◆ What the task requires
Leave out the pictures and repeat the entries below verbatim.
Information shown: Begin
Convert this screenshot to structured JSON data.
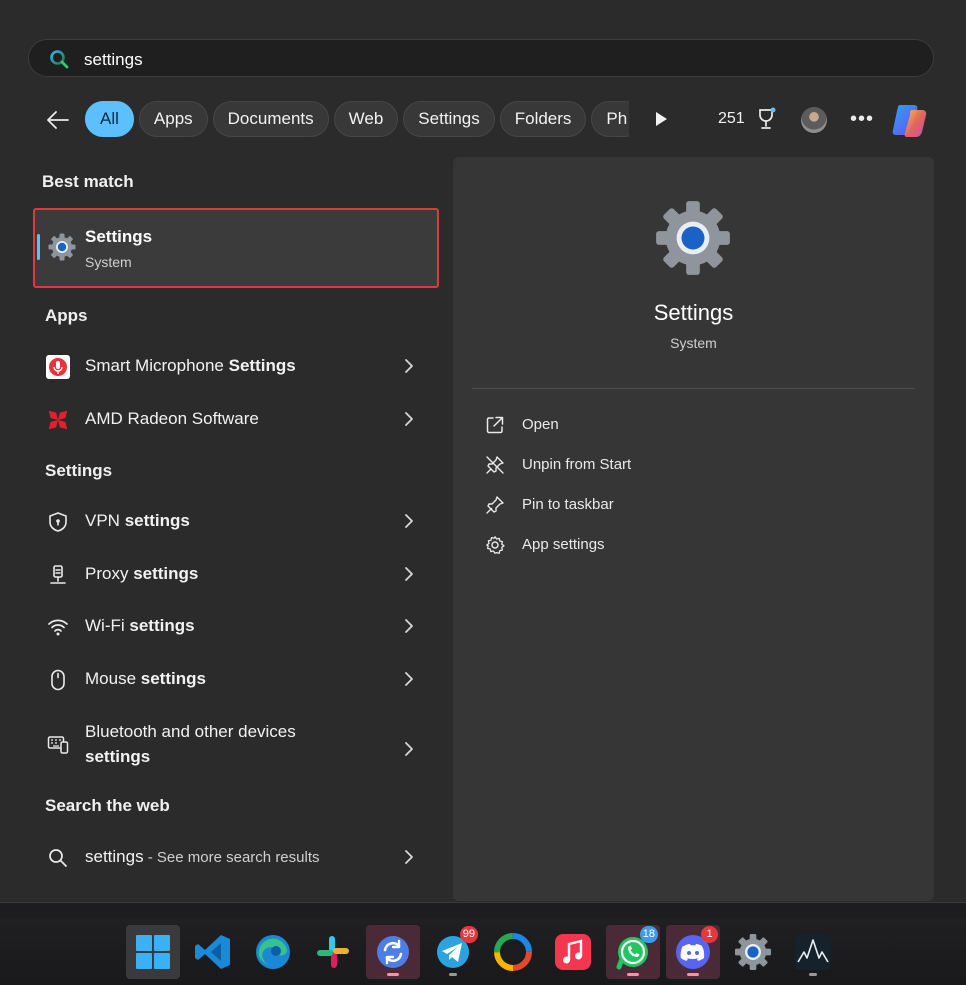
{
  "search": {
    "value": "settings",
    "placeholder": ""
  },
  "filters": [
    "All",
    "Apps",
    "Documents",
    "Web",
    "Settings",
    "Folders",
    "Ph"
  ],
  "header": {
    "points": "251",
    "more": "•••"
  },
  "best_match": {
    "heading": "Best match",
    "title": "Settings",
    "subtitle": "System"
  },
  "apps": {
    "heading": "Apps",
    "items": [
      {
        "label_pre": "Smart Microphone ",
        "label_bold": "Settings",
        "icon": "smart-microphone-app-icon"
      },
      {
        "label_pre": "AMD Radeon Software",
        "label_bold": "",
        "icon": "amd-radeon-app-icon"
      }
    ]
  },
  "settings": {
    "heading": "Settings",
    "items": [
      {
        "label_pre": "VPN ",
        "label_bold": "settings",
        "icon": "shield-icon"
      },
      {
        "label_pre": "Proxy ",
        "label_bold": "settings",
        "icon": "proxy-icon"
      },
      {
        "label_pre": "Wi-Fi ",
        "label_bold": "settings",
        "icon": "wifi-icon"
      },
      {
        "label_pre": "Mouse ",
        "label_bold": "settings",
        "icon": "mouse-icon"
      },
      {
        "label_pre": "Bluetooth and other devices",
        "label_bold": "settings",
        "icon": "devices-icon"
      }
    ]
  },
  "web": {
    "heading": "Search the web",
    "query": "settings",
    "hint": " - See more search results"
  },
  "preview": {
    "title": "Settings",
    "subtitle": "System",
    "actions": [
      {
        "label": "Open",
        "icon": "open-external-icon"
      },
      {
        "label": "Unpin from Start",
        "icon": "unpin-icon"
      },
      {
        "label": "Pin to taskbar",
        "icon": "pin-icon"
      },
      {
        "label": "App settings",
        "icon": "gear-icon"
      }
    ]
  },
  "taskbar": {
    "apps": [
      "windows-start",
      "vscode",
      "edge",
      "slack",
      "sync-app",
      "telegram",
      "photos",
      "apple-music",
      "whatsapp",
      "discord",
      "settings",
      "audio-app"
    ],
    "badges": {
      "telegram": "99",
      "whatsapp": "18",
      "discord": "1"
    }
  },
  "colors": {
    "accent": "#5cc0ff",
    "highlight_border": "#e0393e",
    "panel": "#2b2b2b",
    "preview": "#363636"
  }
}
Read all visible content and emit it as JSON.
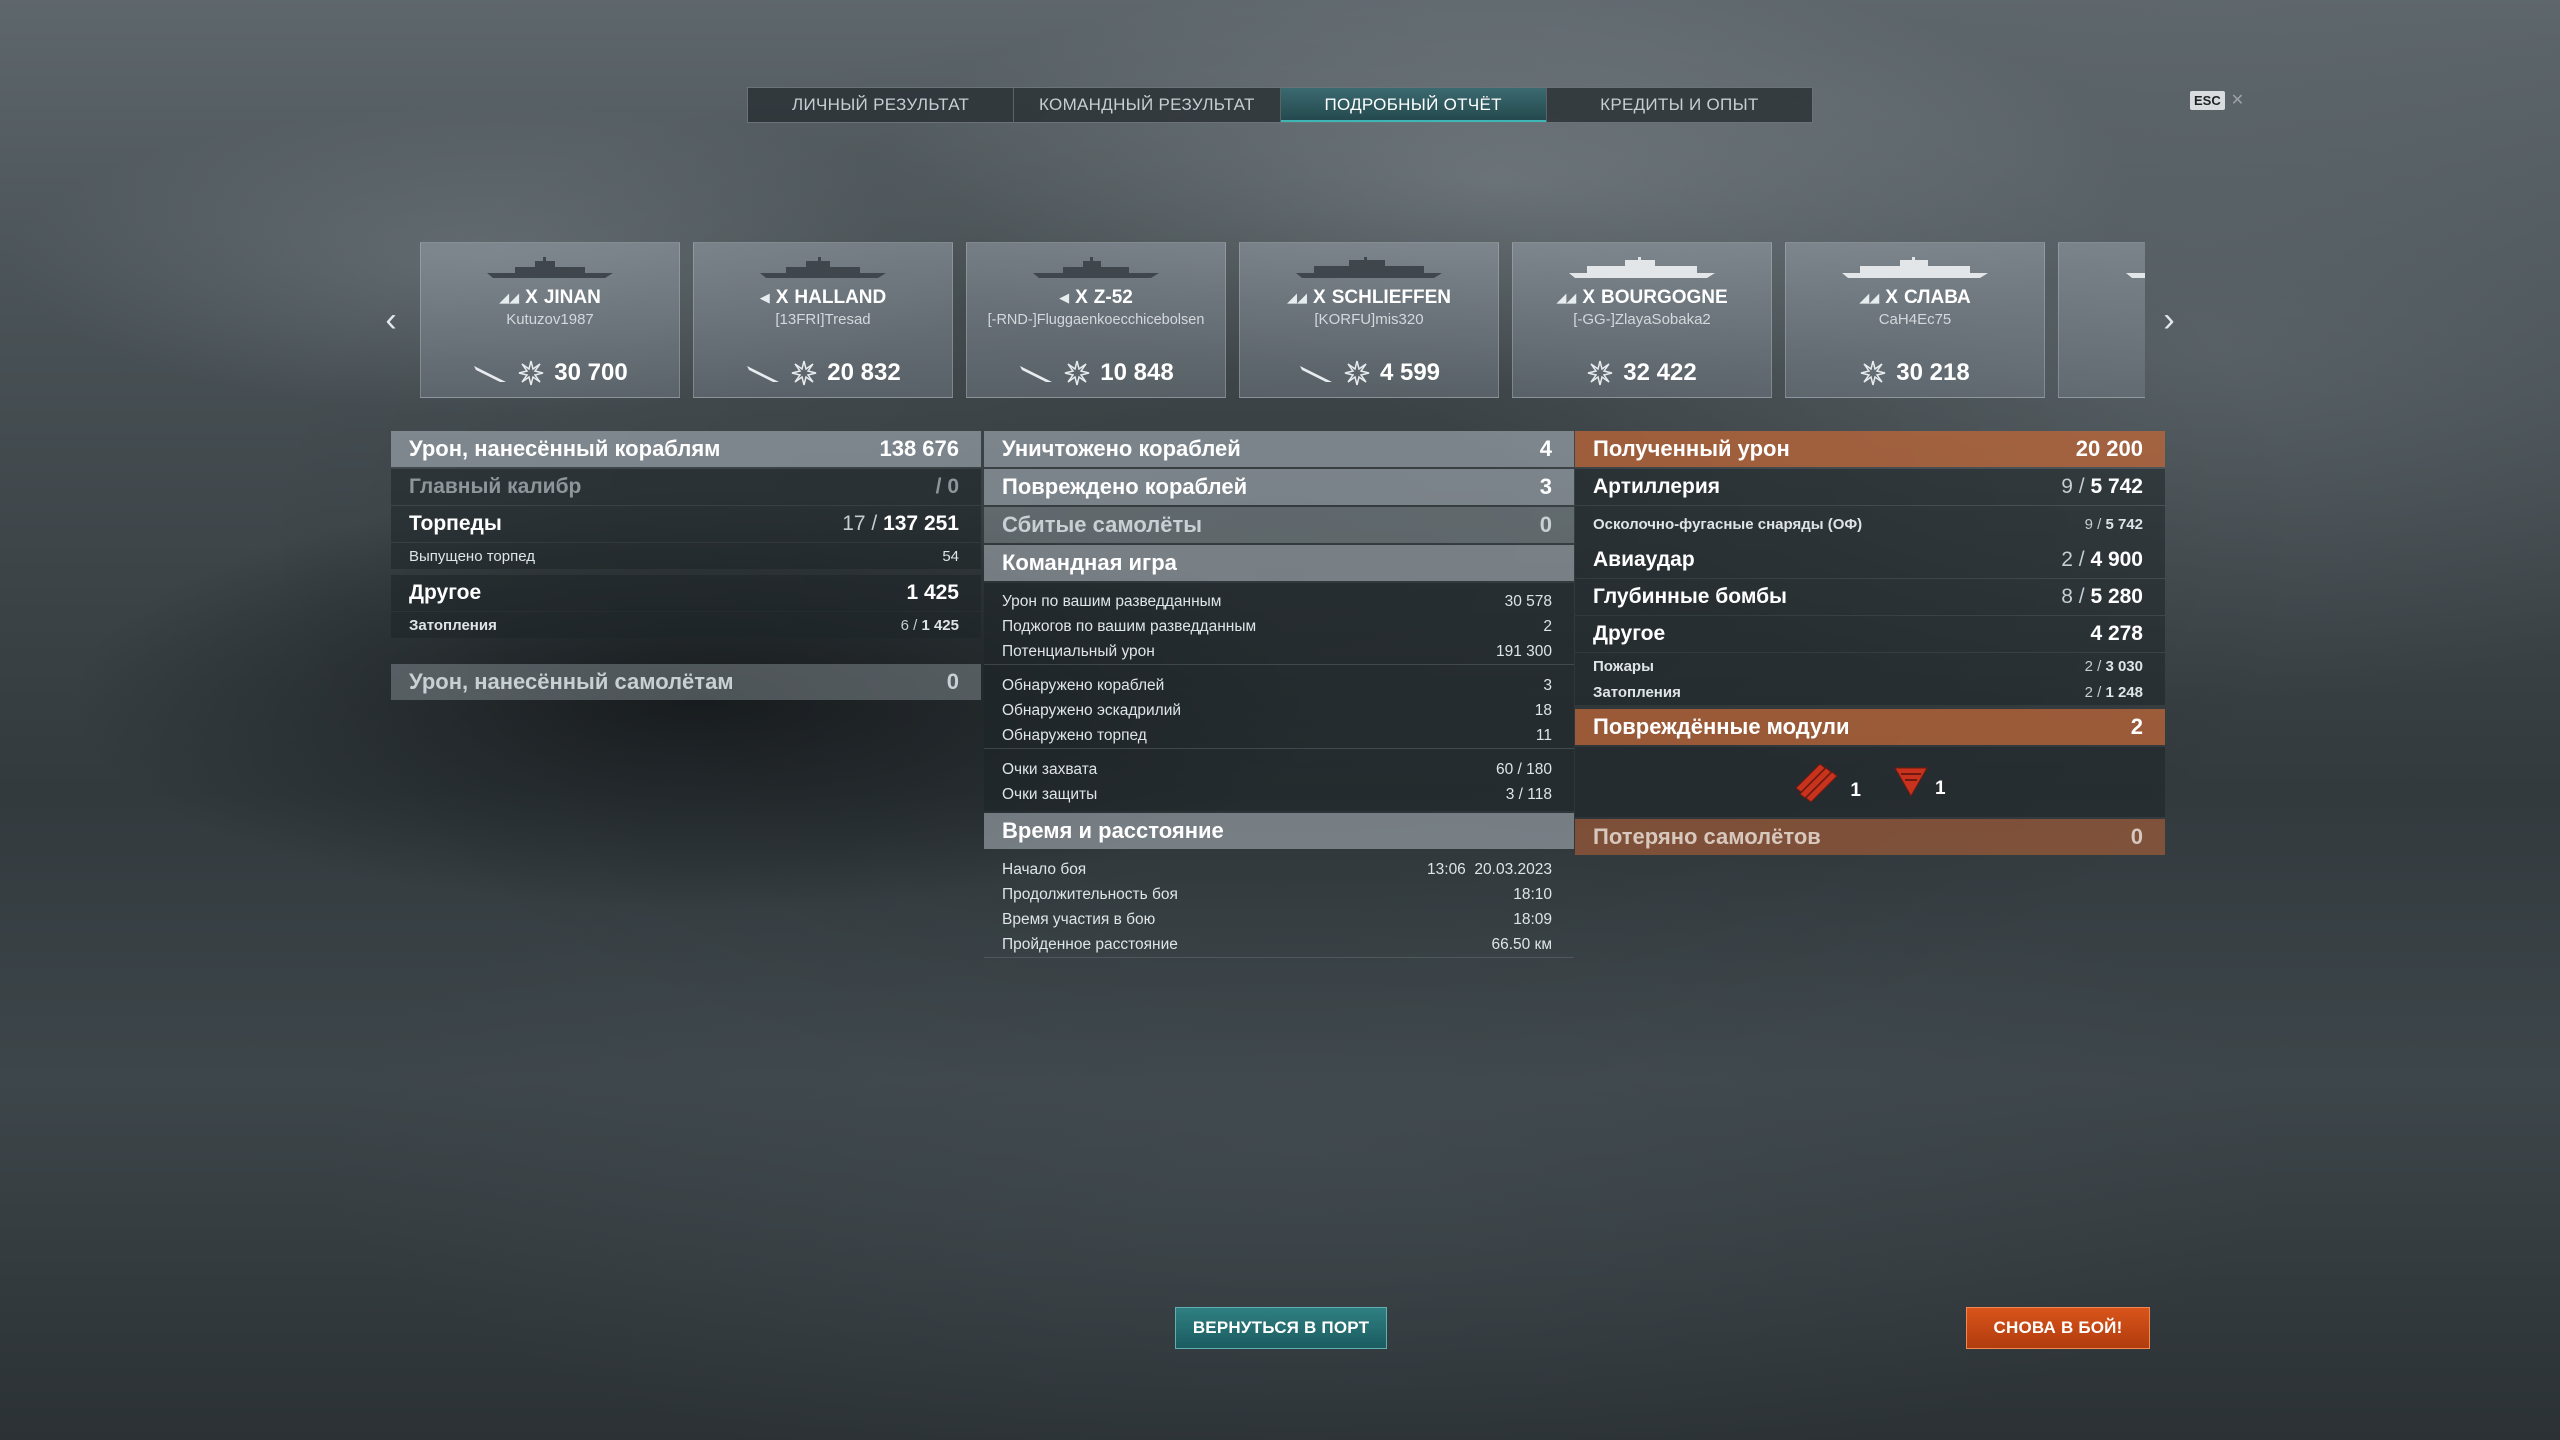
{
  "tabs": [
    {
      "label": "ЛИЧНЫЙ РЕЗУЛЬТАТ",
      "active": false
    },
    {
      "label": "КОМАНДНЫЙ РЕЗУЛЬТАТ",
      "active": false
    },
    {
      "label": "ПОДРОБНЫЙ ОТЧЁТ",
      "active": true
    },
    {
      "label": "КРЕДИТЫ И ОПЫТ",
      "active": false
    }
  ],
  "esc_label": "ESC",
  "ships": [
    {
      "tier": "X",
      "name": "JINAN",
      "player": "Kutuzov1987",
      "damage": "30 700"
    },
    {
      "tier": "X",
      "name": "HALLAND",
      "player": "[13FRI]Tresad",
      "damage": "20 832"
    },
    {
      "tier": "X",
      "name": "Z-52",
      "player": "[-RND-]Fluggaenkoecchicebolsen",
      "damage": "10 848"
    },
    {
      "tier": "X",
      "name": "SCHLIEFFEN",
      "player": "[KORFU]mis320",
      "damage": "4 599"
    },
    {
      "tier": "X",
      "name": "BOURGOGNE",
      "player": "[-GG-]ZlayaSobaka2",
      "damage": "32 422"
    },
    {
      "tier": "X",
      "name": "СЛАВА",
      "player": "CaH4Ec75",
      "damage": "30 218"
    }
  ],
  "left": {
    "ship_damage": {
      "label": "Урон, нанесённый кораблям",
      "value": "138 676"
    },
    "main_battery": {
      "label": "Главный калибр",
      "hits": "",
      "value": "0"
    },
    "torpedoes": {
      "label": "Торпеды",
      "hits": "17",
      "value": "137 251"
    },
    "torps_fired": {
      "label": "Выпущено торпед",
      "value": "54"
    },
    "other": {
      "label": "Другое",
      "value": "1 425"
    },
    "flooding": {
      "label": "Затопления",
      "hits": "6",
      "value": "1 425"
    },
    "plane_damage": {
      "label": "Урон, нанесённый самолётам",
      "value": "0"
    }
  },
  "mid": {
    "destroyed": {
      "label": "Уничтожено кораблей",
      "value": "4"
    },
    "damaged": {
      "label": "Повреждено кораблей",
      "value": "3"
    },
    "planes_shot": {
      "label": "Сбитые самолёты",
      "value": "0"
    },
    "team_play": {
      "title": "Командная игра",
      "rows": [
        {
          "label": "Урон по вашим разведданным",
          "value": "30 578"
        },
        {
          "label": "Поджогов по вашим разведданным",
          "value": "2"
        },
        {
          "label": "Потенциальный урон",
          "value": "191 300"
        },
        {
          "label": "Обнаружено кораблей",
          "value": "3"
        },
        {
          "label": "Обнаружено эскадрилий",
          "value": "18"
        },
        {
          "label": "Обнаружено торпед",
          "value": "11"
        },
        {
          "label": "Очки захвата",
          "value": "60 / 180"
        },
        {
          "label": "Очки защиты",
          "value": "3 / 118"
        }
      ]
    },
    "time_distance": {
      "title": "Время и расстояние",
      "rows": [
        {
          "label": "Начало боя",
          "value": "13:06  20.03.2023"
        },
        {
          "label": "Продолжительность боя",
          "value": "18:10"
        },
        {
          "label": "Время участия в бою",
          "value": "18:09"
        },
        {
          "label": "Пройденное расстояние",
          "value": "66.50 км"
        }
      ]
    }
  },
  "right": {
    "received": {
      "label": "Полученный урон",
      "value": "20 200"
    },
    "artillery": {
      "label": "Артиллерия",
      "hits": "9",
      "value": "5 742"
    },
    "he_shells": {
      "label": "Осколочно-фугасные снаряды (ОФ)",
      "hits": "9",
      "value": "5 742"
    },
    "airstrike": {
      "label": "Авиаудар",
      "hits": "2",
      "value": "4 900"
    },
    "depth_charges": {
      "label": "Глубинные бомбы",
      "hits": "8",
      "value": "5 280"
    },
    "other": {
      "label": "Другое",
      "value": "4 278"
    },
    "fires": {
      "label": "Пожары",
      "hits": "2",
      "value": "3 030"
    },
    "flooding": {
      "label": "Затопления",
      "hits": "2",
      "value": "1 248"
    },
    "modules": {
      "label": "Повреждённые модули",
      "value": "2",
      "items": [
        {
          "icon": "torpedo-tubes-icon",
          "count": "1"
        },
        {
          "icon": "steering-gear-icon",
          "count": "1"
        }
      ]
    },
    "planes_lost": {
      "label": "Потеряно самолётов",
      "value": "0"
    }
  },
  "buttons": {
    "port": "ВЕРНУТЬСЯ В ПОРТ",
    "battle": "СНОВА В БОЙ!"
  },
  "colors": {
    "accent_teal": "#1b5c60",
    "accent_orange": "#c46837",
    "battle_button": "#d9541a"
  }
}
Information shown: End
◆ Exercise solution
Convert this screenshot to structured JSON data.
{
  "search": {
    "value": "settings",
    "placeholder": ""
  },
  "filters": [
    "All",
    "Apps",
    "Documents",
    "Web",
    "Settings",
    "Folders",
    "Ph"
  ],
  "header": {
    "points": "251",
    "more": "•••"
  },
  "best_match": {
    "heading": "Best match",
    "title": "Settings",
    "subtitle": "System"
  },
  "apps": {
    "heading": "Apps",
    "items": [
      {
        "label_pre": "Smart Microphone ",
        "label_bold": "Settings",
        "icon": "smart-microphone-app-icon"
      },
      {
        "label_pre": "AMD Radeon Software",
        "label_bold": "",
        "icon": "amd-radeon-app-icon"
      }
    ]
  },
  "settings": {
    "heading": "Settings",
    "items": [
      {
        "label_pre": "VPN ",
        "label_bold": "settings",
        "icon": "shield-icon"
      },
      {
        "label_pre": "Proxy ",
        "label_bold": "settings",
        "icon": "proxy-icon"
      },
      {
        "label_pre": "Wi-Fi ",
        "label_bold": "settings",
        "icon": "wifi-icon"
      },
      {
        "label_pre": "Mouse ",
        "label_bold": "settings",
        "icon": "mouse-icon"
      },
      {
        "label_pre": "Bluetooth and other devices",
        "label_bold": "settings",
        "icon": "devices-icon"
      }
    ]
  },
  "web": {
    "heading": "Search the web",
    "query": "settings",
    "hint": " - See more search results"
  },
  "preview": {
    "title": "Settings",
    "subtitle": "System",
    "actions": [
      {
        "label": "Open",
        "icon": "open-external-icon"
      },
      {
        "label": "Unpin from Start",
        "icon": "unpin-icon"
      },
      {
        "label": "Pin to taskbar",
        "icon": "pin-icon"
      },
      {
        "label": "App settings",
        "icon": "gear-icon"
      }
    ]
  },
  "taskbar": {
    "apps": [
      "windows-start",
      "vscode",
      "edge",
      "slack",
      "sync-app",
      "telegram",
      "photos",
      "apple-music",
      "whatsapp",
      "discord",
      "settings",
      "audio-app"
    ],
    "badges": {
      "telegram": "99",
      "whatsapp": "18",
      "discord": "1"
    }
  },
  "colors": {
    "accent": "#5cc0ff",
    "highlight_border": "#e0393e",
    "panel": "#2b2b2b",
    "preview": "#363636"
  }
}
Read all visible content and emit it as JSON.
{
  "tabs": [
    {
      "label": "ЛИЧНЫЙ РЕЗУЛЬТАТ",
      "active": false
    },
    {
      "label": "КОМАНДНЫЙ РЕЗУЛЬТАТ",
      "active": false
    },
    {
      "label": "ПОДРОБНЫЙ ОТЧЁТ",
      "active": true
    },
    {
      "label": "КРЕДИТЫ И ОПЫТ",
      "active": false
    }
  ],
  "esc_label": "ESC",
  "ships": [
    {
      "tier": "X",
      "name": "JINAN",
      "player": "Kutuzov1987",
      "damage": "30 700"
    },
    {
      "tier": "X",
      "name": "HALLAND",
      "player": "[13FRI]Tresad",
      "damage": "20 832"
    },
    {
      "tier": "X",
      "name": "Z-52",
      "player": "[-RND-]Fluggaenkoecchicebolsen",
      "damage": "10 848"
    },
    {
      "tier": "X",
      "name": "SCHLIEFFEN",
      "player": "[KORFU]mis320",
      "damage": "4 599"
    },
    {
      "tier": "X",
      "name": "BOURGOGNE",
      "player": "[-GG-]ZlayaSobaka2",
      "damage": "32 422"
    },
    {
      "tier": "X",
      "name": "СЛАВА",
      "player": "CaH4Ec75",
      "damage": "30 218"
    }
  ],
  "left": {
    "ship_damage": {
      "label": "Урон, нанесённый кораблям",
      "value": "138 676"
    },
    "main_battery": {
      "label": "Главный калибр",
      "hits": "",
      "value": "0"
    },
    "torpedoes": {
      "label": "Торпеды",
      "hits": "17",
      "value": "137 251"
    },
    "torps_fired": {
      "label": "Выпущено торпед",
      "value": "54"
    },
    "other": {
      "label": "Другое",
      "value": "1 425"
    },
    "flooding": {
      "label": "Затопления",
      "hits": "6",
      "value": "1 425"
    },
    "plane_damage": {
      "label": "Урон, нанесённый самолётам",
      "value": "0"
    }
  },
  "mid": {
    "destroyed": {
      "label": "Уничтожено кораблей",
      "value": "4"
    },
    "damaged": {
      "label": "Повреждено кораблей",
      "value": "3"
    },
    "planes_shot": {
      "label": "Сбитые самолёты",
      "value": "0"
    },
    "team_play": {
      "title": "Командная игра",
      "rows": [
        {
          "label": "Урон по вашим разведданным",
          "value": "30 578"
        },
        {
          "label": "Поджогов по вашим разведданным",
          "value": "2"
        },
        {
          "label": "Потенциальный урон",
          "value": "191 300"
        },
        {
          "label": "Обнаружено кораблей",
          "value": "3"
        },
        {
          "label": "Обнаружено эскадрилий",
          "value": "18"
        },
        {
          "label": "Обнаружено торпед",
          "value": "11"
        },
        {
          "label": "Очки захвата",
          "value": "60 / 180"
        },
        {
          "label": "Очки защиты",
          "value": "3 / 118"
        }
      ]
    },
    "time_distance": {
      "title": "Время и расстояние",
      "rows": [
        {
          "label": "Начало боя",
          "value": "13:06  20.03.2023"
        },
        {
          "label": "Продолжительность боя",
          "value": "18:10"
        },
        {
          "label": "Время участия в бою",
          "value": "18:09"
        },
        {
          "label": "Пройденное расстояние",
          "value": "66.50 км"
        }
      ]
    }
  },
  "right": {
    "received": {
      "label": "Полученный урон",
      "value": "20 200"
    },
    "artillery": {
      "label": "Артиллерия",
      "hits": "9",
      "value": "5 742"
    },
    "he_shells": {
      "label": "Осколочно-фугасные снаряды (ОФ)",
      "hits": "9",
      "value": "5 742"
    },
    "airstrike": {
      "label": "Авиаудар",
      "hits": "2",
      "value": "4 900"
    },
    "depth_charges": {
      "label": "Глубинные бомбы",
      "hits": "8",
      "value": "5 280"
    },
    "other": {
      "label": "Другое",
      "value": "4 278"
    },
    "fires": {
      "label": "Пожары",
      "hits": "2",
      "value": "3 030"
    },
    "flooding": {
      "label": "Затопления",
      "hits": "2",
      "value": "1 248"
    },
    "modules": {
      "label": "Повреждённые модули",
      "value": "2",
      "items": [
        {
          "icon": "torpedo-tubes-icon",
          "count": "1"
        },
        {
          "icon": "steering-gear-icon",
          "count": "1"
        }
      ]
    },
    "planes_lost": {
      "label": "Потеряно самолётов",
      "value": "0"
    }
  },
  "buttons": {
    "port": "ВЕРНУТЬСЯ В ПОРТ",
    "battle": "СНОВА В БОЙ!"
  },
  "colors": {
    "accent_teal": "#1b5c60",
    "accent_orange": "#c46837",
    "battle_button": "#d9541a"
  }
}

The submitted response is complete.